When we come to the New Testament we learn that Jesus Christ became to us wisdom from God (1 Cor. 1:30). Remarkably, one of the mysteries of God’s divine plan is His inclusion of the Gentiles in saving a people for His own glory. Significantly, Paul cannot talk about God’s salvation of the Gentiles without speaking of God’s wisdom, indeed, breaking into praise of God’s wisdom (see Rom. 11:33-36). God’s wisdom should motivate us not only to worship, but also to witness.
God’s Wisdom in the Consummation
When God’s plan of redemption is consummately fulfilled in the new heaven and the new earth, His wisdom will be supremely revealed. The songs of worship in the new creation will exalt God’s wisdom (see Rev. 5:9-12; 7:9-12). Significantly, these songs connect God’s wisdom with God’s plan of redemption, specifically His plan to save a people from every tribe, tongue and people.
The Practical Value of God’s Wisdom
What does God’s wisdom have to do with the fight you and your husband had last night? How does it relate to your broken heart over your son who told you he was gay? How does God’s wisdom comfort you as you weep by the grave of your loved one? When you get an unfavorable review from your boss or professor, why does God’s wisdom matter? When you have bitterness and jealousy toward all your social media friends because they seemingly have a picture-perfect life, how do you find freedom in God’s wisdom?
In your suffering, in your battle against sin, and in your service, God’s wisdom is both necessary and available.
First, recognize God’s wisdom (Rom. 11:33). Our circumstances have not caught Him off guard. He orchestrates everything in our lives by His wise plan. Recognize this.

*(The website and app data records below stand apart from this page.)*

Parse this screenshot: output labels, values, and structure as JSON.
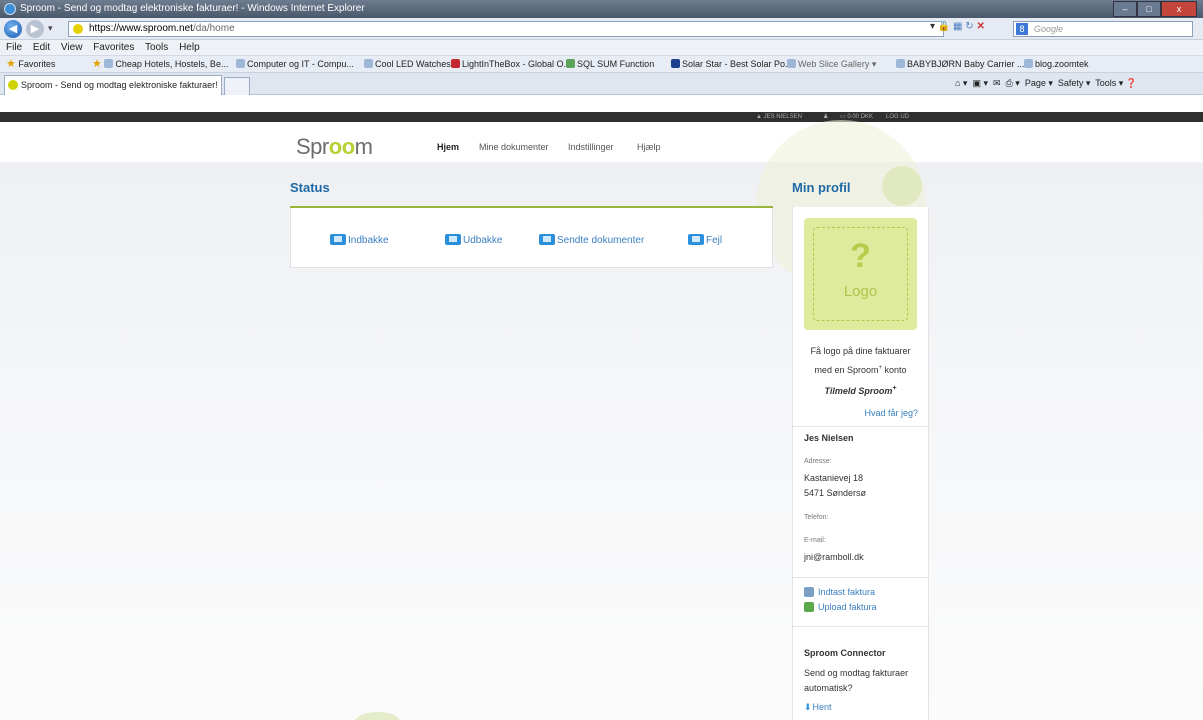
{
  "window": {
    "title": "Sproom - Send og modtag elektroniske fakturaer! - Windows Internet Explorer",
    "controls": [
      "–",
      "□",
      "x"
    ]
  },
  "address": {
    "url_host": "https://www.sproom.net",
    "url_path": "/da/home",
    "search_placeholder": "Google"
  },
  "menu": [
    "File",
    "Edit",
    "View",
    "Favorites",
    "Tools",
    "Help"
  ],
  "favorites": {
    "label": "Favorites",
    "items": [
      "Cheap Hotels, Hostels, Be...",
      "Computer og IT - Compu...",
      "Cool LED Watches",
      "LightInTheBox - Global O...",
      "SQL SUM Function",
      "Solar Star - Best Solar Po...",
      "Web Slice Gallery ▾",
      "BABYBJØRN Baby Carrier ...",
      "blog.zoomtek"
    ]
  },
  "tab": {
    "label": "Sproom - Send og modtag elektroniske fakturaer!"
  },
  "commandbar": {
    "items": [
      "Page ▾",
      "Safety ▾",
      "Tools ▾"
    ]
  },
  "site_topbar": {
    "user": "JES NIELSEN",
    "balance": "0.00 DKK",
    "logout": "LOG UD"
  },
  "site": {
    "logo_pre": "Spr",
    "logo_oo": "oo",
    "logo_post": "m",
    "nav": [
      "Hjem",
      "Mine dokumenter",
      "Indstillinger",
      "Hjælp"
    ]
  },
  "status": {
    "heading": "Status",
    "links": [
      "Indbakke",
      "Udbakke",
      "Sendte dokumenter",
      "Fejl"
    ]
  },
  "profile": {
    "heading": "Min profil",
    "logo_q": "?",
    "logo_text": "Logo",
    "promo_line1": "Få logo på dine faktuarer",
    "promo_line2": "med en Sproom",
    "promo_sup": "+",
    "promo_line2_end": "konto",
    "signup": "Tilmeld Sproom",
    "signup_sup": "+",
    "hvad": "Hvad får jeg?",
    "name": "Jes Nielsen",
    "address_label": "Adresse:",
    "address_line1": "Kastanievej 18",
    "address_line2": "5471 Søndersø",
    "phone_label": "Telefon:",
    "email_label": "E-mail:",
    "email": "jni@ramboll.dk",
    "link_enter": "Indtast faktura",
    "link_upload": "Upload faktura",
    "connector_heading": "Sproom Connector",
    "connector_text1": "Send og modtag fakturaer",
    "connector_text2": "automatisk?",
    "connector_link": "Hent"
  }
}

Second, rest in God’s wisdom (Rom. 11:33). When we want to fight Him, when we want to scream, “No, don’t let this happen,” when we want to turn our backs and run away from Him. Don’t. Rest in His wisdom.

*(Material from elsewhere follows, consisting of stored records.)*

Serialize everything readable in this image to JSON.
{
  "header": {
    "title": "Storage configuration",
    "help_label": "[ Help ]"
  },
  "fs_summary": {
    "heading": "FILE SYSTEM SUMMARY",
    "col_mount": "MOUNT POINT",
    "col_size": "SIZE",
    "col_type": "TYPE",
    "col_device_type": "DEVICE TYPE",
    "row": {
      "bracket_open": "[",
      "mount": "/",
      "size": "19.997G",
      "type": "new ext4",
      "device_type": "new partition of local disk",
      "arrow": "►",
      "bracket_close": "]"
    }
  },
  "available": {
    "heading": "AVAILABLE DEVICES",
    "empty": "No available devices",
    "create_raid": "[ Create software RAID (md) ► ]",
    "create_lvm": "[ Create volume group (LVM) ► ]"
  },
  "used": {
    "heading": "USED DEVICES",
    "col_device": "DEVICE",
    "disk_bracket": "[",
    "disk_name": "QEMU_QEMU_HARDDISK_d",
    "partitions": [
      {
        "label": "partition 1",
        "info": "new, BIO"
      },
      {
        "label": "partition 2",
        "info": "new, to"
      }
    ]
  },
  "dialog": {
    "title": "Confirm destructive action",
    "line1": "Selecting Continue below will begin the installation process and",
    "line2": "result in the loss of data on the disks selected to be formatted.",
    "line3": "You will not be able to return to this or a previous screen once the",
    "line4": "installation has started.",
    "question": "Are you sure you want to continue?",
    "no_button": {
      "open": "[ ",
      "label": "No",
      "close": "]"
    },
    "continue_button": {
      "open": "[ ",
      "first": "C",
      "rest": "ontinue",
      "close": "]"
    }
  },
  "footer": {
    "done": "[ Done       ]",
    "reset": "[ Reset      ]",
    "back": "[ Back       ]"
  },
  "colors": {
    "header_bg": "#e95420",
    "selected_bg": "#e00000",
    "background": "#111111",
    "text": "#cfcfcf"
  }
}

Third, request God’s wisdom (Jas. 1:5). When you don’t know what to do, run to Christ and request His wisdom first. Then reach out to godly family, friends, and counselors.
Fourth, reflect God’s wisdom (Jas. 3:13-18). In every situation, we are called to reflect the purity, peace, gentleness, reason, mercy, impartiality and sincerity of God’s wisdom.
Fifth, recite God’s wisdom (Col. 1:28; 3:16). We are to warn and teach everyone with all wisdom, proclaiming Christ, so that we may present those under our care, mature in Christ. To do this, we must first let the word of Christ (the Scriptures) dwell in us richly.
Father, help us to recognize your wisdom, rest in it in the midst of suffering and our battles against sin, request it continually, reflect it in our interactions with others, and recite it to the next generation. We know we cannot do this on our own, so we plead for the power of your Holy Spirit to make us wise. In Jesus’s Name we Pray, Amen.
About the Author:
Sarah Ivill (ThM, Dallas Theological Seminary) is a Reformed author, wife, mom, Bible study teacher, and conference speaker who lives in Matthews, North Carolina and is a member of Christ Covenant Church. She is the author of Hebrews: His Hope, An Anchor for Our Souls; Revelation: Let the One Who Is Thirsty Come; Judges & Ruth: There Is A Redeemer; 1 Peter, 2 Peter, and Jude: Steadfast in the Faith; and The Covenantal Life: Appreciating the Beauty of Theology and Community . You can learn more about Sarah at www.sarahivill.com.